Repeat word for word every line from the one holding "Convert this screenshot" to the end of the material below.

━━━━━━━━━━

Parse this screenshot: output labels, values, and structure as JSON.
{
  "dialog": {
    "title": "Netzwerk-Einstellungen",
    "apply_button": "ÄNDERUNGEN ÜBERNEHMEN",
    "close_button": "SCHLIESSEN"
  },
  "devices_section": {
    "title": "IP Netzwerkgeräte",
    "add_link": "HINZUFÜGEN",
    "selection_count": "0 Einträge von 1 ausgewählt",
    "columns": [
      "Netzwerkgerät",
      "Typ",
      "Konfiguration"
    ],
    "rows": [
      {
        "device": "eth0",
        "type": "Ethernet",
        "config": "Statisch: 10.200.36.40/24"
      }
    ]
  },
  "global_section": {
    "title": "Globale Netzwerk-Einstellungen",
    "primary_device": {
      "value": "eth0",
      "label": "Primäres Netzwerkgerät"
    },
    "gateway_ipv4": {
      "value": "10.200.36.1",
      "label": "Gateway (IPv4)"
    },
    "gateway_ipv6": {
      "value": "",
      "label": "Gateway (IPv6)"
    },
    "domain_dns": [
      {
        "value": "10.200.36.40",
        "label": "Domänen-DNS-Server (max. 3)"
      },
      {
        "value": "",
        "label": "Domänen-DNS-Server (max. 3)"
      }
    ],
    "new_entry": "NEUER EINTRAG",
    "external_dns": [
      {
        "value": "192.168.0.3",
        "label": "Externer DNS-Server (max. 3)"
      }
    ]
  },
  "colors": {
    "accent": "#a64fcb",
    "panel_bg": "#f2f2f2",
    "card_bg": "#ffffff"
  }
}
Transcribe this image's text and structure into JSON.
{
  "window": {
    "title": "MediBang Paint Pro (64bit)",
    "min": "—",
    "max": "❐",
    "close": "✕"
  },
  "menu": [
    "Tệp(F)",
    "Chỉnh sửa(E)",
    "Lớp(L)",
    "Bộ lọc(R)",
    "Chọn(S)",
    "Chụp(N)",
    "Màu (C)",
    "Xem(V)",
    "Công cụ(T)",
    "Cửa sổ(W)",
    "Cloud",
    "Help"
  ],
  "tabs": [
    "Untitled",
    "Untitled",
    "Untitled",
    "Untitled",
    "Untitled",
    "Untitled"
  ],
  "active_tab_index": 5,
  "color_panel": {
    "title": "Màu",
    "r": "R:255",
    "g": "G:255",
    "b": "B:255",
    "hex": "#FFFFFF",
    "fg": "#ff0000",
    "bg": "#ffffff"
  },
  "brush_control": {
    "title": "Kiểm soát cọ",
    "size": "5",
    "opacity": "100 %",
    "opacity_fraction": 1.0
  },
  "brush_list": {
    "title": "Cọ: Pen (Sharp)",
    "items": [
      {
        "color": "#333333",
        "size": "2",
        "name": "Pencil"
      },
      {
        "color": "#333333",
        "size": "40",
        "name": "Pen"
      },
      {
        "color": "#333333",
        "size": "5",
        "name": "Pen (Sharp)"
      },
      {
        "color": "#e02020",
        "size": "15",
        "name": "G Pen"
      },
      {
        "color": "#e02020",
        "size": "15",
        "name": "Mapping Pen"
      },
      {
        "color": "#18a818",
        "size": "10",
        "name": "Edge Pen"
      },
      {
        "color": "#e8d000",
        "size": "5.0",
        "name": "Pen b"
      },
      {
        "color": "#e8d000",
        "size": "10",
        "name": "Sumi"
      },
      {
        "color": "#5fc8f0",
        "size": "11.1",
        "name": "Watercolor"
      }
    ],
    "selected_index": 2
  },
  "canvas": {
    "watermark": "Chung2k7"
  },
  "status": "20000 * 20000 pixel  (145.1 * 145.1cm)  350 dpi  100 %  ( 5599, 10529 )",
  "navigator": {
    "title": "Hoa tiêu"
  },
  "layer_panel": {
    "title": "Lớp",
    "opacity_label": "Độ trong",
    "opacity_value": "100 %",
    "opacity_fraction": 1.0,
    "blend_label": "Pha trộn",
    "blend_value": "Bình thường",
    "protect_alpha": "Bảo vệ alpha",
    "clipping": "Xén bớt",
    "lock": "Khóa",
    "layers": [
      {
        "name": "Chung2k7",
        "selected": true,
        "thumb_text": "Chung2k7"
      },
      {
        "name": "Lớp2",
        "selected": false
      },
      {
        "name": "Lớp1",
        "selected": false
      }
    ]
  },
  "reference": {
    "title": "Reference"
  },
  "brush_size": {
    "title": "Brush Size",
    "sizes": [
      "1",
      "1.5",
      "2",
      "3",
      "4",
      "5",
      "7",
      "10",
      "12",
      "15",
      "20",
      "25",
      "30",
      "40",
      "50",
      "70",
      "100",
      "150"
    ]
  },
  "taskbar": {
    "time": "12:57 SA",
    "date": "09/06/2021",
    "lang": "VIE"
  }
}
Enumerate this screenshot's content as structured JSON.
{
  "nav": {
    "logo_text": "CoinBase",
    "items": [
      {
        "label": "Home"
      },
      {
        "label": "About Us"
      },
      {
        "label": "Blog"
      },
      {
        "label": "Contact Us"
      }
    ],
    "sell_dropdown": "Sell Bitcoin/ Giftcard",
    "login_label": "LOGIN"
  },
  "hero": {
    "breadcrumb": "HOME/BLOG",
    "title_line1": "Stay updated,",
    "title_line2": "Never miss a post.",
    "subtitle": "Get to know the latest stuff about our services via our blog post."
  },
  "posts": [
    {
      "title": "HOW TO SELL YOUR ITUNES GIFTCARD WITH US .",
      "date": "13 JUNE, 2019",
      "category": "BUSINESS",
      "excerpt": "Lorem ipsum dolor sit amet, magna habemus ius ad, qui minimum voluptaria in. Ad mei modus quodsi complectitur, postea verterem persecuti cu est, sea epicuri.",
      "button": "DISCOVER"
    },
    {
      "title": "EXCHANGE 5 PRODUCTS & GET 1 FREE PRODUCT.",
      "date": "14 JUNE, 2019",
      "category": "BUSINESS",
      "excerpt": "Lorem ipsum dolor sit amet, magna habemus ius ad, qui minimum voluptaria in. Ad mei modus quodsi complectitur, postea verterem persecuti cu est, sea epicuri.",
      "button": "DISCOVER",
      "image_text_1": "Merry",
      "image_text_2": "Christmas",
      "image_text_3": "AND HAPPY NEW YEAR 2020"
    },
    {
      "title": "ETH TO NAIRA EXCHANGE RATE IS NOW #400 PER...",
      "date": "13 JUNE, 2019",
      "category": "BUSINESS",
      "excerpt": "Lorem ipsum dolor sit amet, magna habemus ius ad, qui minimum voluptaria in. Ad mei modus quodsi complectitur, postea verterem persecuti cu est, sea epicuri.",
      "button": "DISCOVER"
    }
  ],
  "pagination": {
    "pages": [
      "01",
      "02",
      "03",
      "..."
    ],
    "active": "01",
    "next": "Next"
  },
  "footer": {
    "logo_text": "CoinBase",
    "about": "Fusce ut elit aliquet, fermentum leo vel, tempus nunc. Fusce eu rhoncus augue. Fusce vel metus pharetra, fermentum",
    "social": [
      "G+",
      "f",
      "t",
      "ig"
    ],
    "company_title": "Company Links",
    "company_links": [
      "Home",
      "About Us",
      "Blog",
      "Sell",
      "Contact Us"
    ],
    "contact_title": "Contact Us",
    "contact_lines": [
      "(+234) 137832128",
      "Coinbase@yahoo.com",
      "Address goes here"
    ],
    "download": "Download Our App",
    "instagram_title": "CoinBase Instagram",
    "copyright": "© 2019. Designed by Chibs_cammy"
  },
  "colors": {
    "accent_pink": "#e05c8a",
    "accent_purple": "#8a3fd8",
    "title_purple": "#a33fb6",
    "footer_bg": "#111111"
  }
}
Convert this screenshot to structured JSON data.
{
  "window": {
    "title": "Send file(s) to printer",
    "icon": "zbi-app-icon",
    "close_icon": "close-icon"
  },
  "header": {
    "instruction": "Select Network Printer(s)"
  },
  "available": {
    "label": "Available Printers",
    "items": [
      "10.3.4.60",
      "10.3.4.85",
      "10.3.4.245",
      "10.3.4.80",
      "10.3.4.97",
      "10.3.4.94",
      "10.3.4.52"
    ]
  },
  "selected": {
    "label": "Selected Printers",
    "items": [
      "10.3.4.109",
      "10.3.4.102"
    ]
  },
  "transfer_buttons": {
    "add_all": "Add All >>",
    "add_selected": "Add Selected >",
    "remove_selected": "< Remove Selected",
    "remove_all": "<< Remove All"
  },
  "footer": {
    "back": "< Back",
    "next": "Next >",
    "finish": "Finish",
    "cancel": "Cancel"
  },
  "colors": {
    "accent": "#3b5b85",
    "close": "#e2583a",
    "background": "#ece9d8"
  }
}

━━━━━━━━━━

Completed task >>
Convert this screenshot to structured JSON data.
{
  "window": {
    "title": "Send file(s) to printer",
    "icon": "zbi-app-icon",
    "close_icon": "close-icon"
  },
  "header": {
    "instruction": "Select Network Printer(s)"
  },
  "available": {
    "label": "Available Printers",
    "items": [
      "10.3.4.60",
      "10.3.4.85",
      "10.3.4.245",
      "10.3.4.80",
      "10.3.4.97",
      "10.3.4.94",
      "10.3.4.52"
    ]
  },
  "selected": {
    "label": "Selected Printers",
    "items": [
      "10.3.4.109",
      "10.3.4.102"
    ]
  },
  "transfer_buttons": {
    "add_all": "Add All >>",
    "add_selected": "Add Selected >",
    "remove_selected": "< Remove Selected",
    "remove_all": "<< Remove All"
  },
  "footer": {
    "back": "< Back",
    "next": "Next >",
    "finish": "Finish",
    "cancel": "Cancel"
  },
  "colors": {
    "accent": "#3b5b85",
    "close": "#e2583a",
    "background": "#ece9d8"
  }
}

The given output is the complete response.